Document Type

SCU access only

Publication details

Johnson, D 2008, 'Fisheries and biological data for management of the blue swimmer crab fisheries of New South Wales', MSc thesis, Southern Cross University, Lismore, NSW.

Copyright D Johnson 2008


This research describes the commercial trap fishery and biology of the blue swimmer crab, Portunus pelagicus, in Wallis Lake (NSW). It also reports on preliminary trials for appropriate sampling of P. pelagicus populations for fisheries and biological studies. It reports on the status of the NSW commercial fisheries.

Overall 81% of male and 79% of female P. pelagicus captured in the Wallis lake crab trap fishery were larger than the current minimum legal carapace length (CL)(i.e. 60 mm) and therefore retained. It was estimated that approximately 385,988 (± 37,551) P. pelagicus were retained and 183,653 (± 29,716) discarded from the trap fishery during the 2002/03 season. The quantities of non-target species captured were generally very low, and significantly less than that generally reported for other crab-trap fisheries. Acanthopagrus australis was the most abundant bycatch species, with an estimated total of 2,445 (± 1,564) caught, representing 43% of the total bycatch, during the 2002/03 season.
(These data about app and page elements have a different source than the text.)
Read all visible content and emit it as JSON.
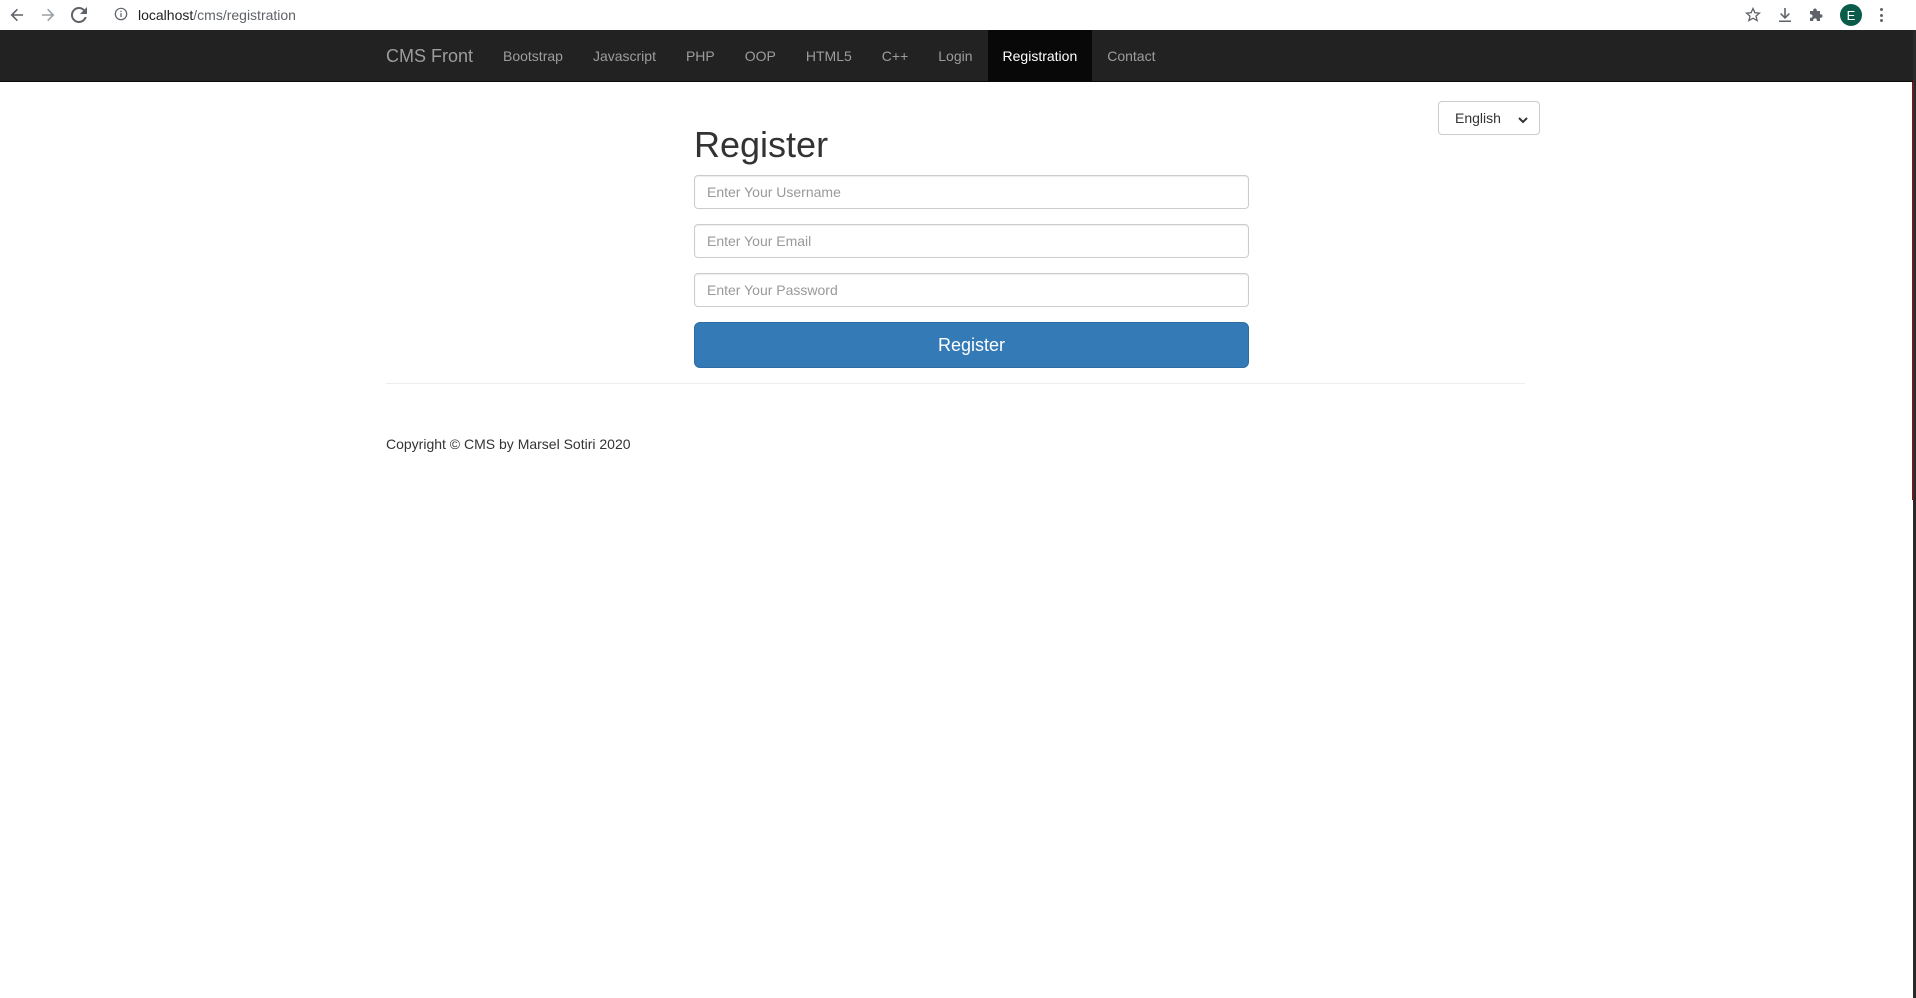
{
  "browser": {
    "url_host": "localhost",
    "url_path": "/cms/registration",
    "avatar_letter": "E"
  },
  "navbar": {
    "brand": "CMS Front",
    "items": [
      {
        "label": "Bootstrap"
      },
      {
        "label": "Javascript"
      },
      {
        "label": "PHP"
      },
      {
        "label": "OOP"
      },
      {
        "label": "HTML5"
      },
      {
        "label": "C++"
      },
      {
        "label": "Login"
      },
      {
        "label": "Registration"
      },
      {
        "label": "Contact"
      }
    ],
    "active": "Registration"
  },
  "language": {
    "selected": "English"
  },
  "form": {
    "title": "Register",
    "username_placeholder": "Enter Your Username",
    "email_placeholder": "Enter Your Email",
    "password_placeholder": "Enter Your Password",
    "submit_label": "Register"
  },
  "footer": {
    "copyright": "Copyright © CMS by Marsel Sotiri 2020"
  },
  "colors": {
    "navbar_bg": "#222222",
    "navbar_active_bg": "#080808",
    "primary": "#337ab7"
  }
}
Discarded organisms were in good condition when returned to the wild. This study demonstrates that the Wallis Lake trap fishery for P. pelagicus is relatively selective and has minimal direct impact on non-target species.

The fecundity of Portunus. pelagicus in Wallis Lake increased in a positive linear relationship with CL. The mean number of eggs carried per brood in this study was greater than that reported throughout P.pelagicus distribution. Examination of gonads in overvigorous females showed that female P. pelagicus from Wallis Lake can produce several batches of eggs from a single mating. The estimated number of egg broods produced by female crabs in the different size classes ranged from one in crabs (50 - 55 mm CL) to three in crabs (75 - 80 mm CL). The size at which females reach maturity (CL50) is below the current minimum legal size limit of 60 mm carapace length applied in NSW waters. Yield per recruit analysis indicated that lowering the minimum legal size to 52 mm would increase yield provided there was no change in exploitation rates. However, by exposing female crabs in the 55-60 mm size class to fishing pressure, egg production in Wallis Lake could potentially decline.

Tag-based studies have been of limited success in estimating growth and describing the movement patterns of the blue swimmer crabs in Australia. In an attempt to improve survival rates of tagged individuals, this study investigated alternative tag designs. However, results indicate that tagging P. pelagicus using polyethylene streamer tags may not be viable due to the high levels of initial mortality observed after tagging (Male 62.5%, female 25%).